The task: Which lines in the data below contain the word "bitmoji"? Pull each of them out.

Excerpted data:
────────
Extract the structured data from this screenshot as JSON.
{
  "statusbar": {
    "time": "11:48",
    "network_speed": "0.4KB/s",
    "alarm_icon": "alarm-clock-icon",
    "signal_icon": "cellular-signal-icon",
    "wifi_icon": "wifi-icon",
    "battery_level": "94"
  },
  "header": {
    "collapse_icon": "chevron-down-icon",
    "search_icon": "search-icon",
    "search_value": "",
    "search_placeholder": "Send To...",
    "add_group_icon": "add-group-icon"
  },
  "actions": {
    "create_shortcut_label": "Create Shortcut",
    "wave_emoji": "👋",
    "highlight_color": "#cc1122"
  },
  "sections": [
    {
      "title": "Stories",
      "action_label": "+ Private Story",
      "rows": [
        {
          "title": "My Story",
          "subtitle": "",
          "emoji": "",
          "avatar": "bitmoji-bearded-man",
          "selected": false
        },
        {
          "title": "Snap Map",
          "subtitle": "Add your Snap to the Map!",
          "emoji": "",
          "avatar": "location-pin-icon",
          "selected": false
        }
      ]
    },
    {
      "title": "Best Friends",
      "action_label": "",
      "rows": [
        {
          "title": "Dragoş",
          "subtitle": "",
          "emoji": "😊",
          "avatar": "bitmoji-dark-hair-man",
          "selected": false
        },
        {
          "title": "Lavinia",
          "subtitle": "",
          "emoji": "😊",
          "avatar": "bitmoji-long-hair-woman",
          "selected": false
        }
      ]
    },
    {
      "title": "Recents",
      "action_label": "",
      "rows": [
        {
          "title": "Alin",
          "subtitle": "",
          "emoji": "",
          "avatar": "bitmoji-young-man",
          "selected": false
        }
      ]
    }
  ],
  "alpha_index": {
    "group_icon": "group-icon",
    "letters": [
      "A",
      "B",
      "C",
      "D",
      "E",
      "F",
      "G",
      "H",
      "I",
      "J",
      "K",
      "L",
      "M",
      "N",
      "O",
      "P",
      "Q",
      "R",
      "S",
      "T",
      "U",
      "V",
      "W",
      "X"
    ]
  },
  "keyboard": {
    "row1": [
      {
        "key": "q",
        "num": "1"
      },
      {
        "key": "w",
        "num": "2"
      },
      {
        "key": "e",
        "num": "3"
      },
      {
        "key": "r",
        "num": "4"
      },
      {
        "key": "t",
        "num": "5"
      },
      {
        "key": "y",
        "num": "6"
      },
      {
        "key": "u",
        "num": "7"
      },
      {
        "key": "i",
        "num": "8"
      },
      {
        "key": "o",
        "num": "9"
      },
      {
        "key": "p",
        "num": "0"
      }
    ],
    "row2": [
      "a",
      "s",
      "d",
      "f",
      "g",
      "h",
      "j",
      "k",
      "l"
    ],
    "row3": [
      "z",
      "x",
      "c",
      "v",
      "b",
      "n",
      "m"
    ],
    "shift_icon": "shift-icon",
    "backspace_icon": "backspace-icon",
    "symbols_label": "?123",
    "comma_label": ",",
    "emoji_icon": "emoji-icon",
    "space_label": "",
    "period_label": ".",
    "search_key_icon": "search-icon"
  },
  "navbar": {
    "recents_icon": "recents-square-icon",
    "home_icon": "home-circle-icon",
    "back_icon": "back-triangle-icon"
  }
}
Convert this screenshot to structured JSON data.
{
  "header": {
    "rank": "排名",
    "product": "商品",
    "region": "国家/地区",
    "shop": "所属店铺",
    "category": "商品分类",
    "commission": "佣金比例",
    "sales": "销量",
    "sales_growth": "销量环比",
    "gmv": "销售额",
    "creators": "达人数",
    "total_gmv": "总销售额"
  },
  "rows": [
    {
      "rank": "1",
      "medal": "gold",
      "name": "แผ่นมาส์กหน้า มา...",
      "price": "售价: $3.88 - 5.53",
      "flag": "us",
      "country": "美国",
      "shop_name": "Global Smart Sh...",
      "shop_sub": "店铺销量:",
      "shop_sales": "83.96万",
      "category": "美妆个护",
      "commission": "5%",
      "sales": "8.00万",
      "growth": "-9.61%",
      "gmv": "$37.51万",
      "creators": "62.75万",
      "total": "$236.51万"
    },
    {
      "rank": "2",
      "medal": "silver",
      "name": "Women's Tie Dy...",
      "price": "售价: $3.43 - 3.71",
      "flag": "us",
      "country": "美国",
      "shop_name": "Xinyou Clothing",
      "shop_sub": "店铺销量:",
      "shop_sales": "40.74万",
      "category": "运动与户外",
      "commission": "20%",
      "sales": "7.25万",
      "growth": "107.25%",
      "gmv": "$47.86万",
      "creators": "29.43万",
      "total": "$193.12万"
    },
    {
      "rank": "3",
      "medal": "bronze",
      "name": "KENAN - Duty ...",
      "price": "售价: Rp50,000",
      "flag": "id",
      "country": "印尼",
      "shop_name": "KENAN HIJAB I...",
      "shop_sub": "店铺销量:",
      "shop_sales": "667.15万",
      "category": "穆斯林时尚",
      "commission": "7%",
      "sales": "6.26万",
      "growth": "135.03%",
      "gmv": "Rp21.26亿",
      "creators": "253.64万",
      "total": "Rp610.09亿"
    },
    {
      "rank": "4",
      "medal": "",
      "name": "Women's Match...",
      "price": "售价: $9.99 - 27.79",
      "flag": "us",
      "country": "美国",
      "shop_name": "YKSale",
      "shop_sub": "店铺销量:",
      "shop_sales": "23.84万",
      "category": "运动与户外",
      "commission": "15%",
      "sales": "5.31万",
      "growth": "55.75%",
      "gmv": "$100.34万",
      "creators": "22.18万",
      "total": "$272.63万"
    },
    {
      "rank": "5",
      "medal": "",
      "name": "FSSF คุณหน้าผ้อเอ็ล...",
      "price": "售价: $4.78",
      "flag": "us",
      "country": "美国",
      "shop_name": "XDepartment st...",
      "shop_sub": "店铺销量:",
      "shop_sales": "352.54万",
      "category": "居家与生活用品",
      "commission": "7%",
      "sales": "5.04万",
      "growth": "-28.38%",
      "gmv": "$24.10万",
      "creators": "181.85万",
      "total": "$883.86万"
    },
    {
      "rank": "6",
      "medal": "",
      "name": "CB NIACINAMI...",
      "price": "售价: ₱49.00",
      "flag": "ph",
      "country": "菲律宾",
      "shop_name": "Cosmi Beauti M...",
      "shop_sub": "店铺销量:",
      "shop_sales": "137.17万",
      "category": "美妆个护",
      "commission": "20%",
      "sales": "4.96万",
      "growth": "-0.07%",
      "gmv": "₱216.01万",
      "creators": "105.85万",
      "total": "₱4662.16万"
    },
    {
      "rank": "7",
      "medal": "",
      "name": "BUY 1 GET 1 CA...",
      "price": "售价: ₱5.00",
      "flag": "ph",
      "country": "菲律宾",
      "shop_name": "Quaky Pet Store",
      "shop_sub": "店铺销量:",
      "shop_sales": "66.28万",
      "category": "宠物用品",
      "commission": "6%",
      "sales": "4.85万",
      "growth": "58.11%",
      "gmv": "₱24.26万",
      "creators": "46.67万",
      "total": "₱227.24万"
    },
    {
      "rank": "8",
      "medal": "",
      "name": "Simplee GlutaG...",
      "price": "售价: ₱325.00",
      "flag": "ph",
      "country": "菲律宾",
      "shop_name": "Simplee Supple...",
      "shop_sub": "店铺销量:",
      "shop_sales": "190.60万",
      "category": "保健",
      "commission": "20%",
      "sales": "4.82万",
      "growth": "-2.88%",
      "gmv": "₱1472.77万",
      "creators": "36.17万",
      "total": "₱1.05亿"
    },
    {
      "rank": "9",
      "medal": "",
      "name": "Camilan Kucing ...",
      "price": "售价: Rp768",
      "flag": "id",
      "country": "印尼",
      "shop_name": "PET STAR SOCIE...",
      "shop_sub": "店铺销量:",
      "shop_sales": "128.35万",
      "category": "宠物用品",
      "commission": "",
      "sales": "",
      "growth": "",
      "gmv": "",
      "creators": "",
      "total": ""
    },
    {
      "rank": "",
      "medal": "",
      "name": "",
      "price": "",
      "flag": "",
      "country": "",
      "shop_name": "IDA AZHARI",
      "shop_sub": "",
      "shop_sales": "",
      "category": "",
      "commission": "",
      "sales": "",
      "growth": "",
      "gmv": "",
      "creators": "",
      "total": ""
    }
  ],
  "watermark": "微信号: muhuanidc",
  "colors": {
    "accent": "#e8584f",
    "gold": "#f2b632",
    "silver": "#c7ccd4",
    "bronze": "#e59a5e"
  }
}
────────
Answer space:
          "avatar": "bitmoji-bearded-man",
          "avatar": "bitmoji-dark-hair-man",
          "avatar": "bitmoji-long-hair-woman",
          "avatar": "bitmoji-young-man",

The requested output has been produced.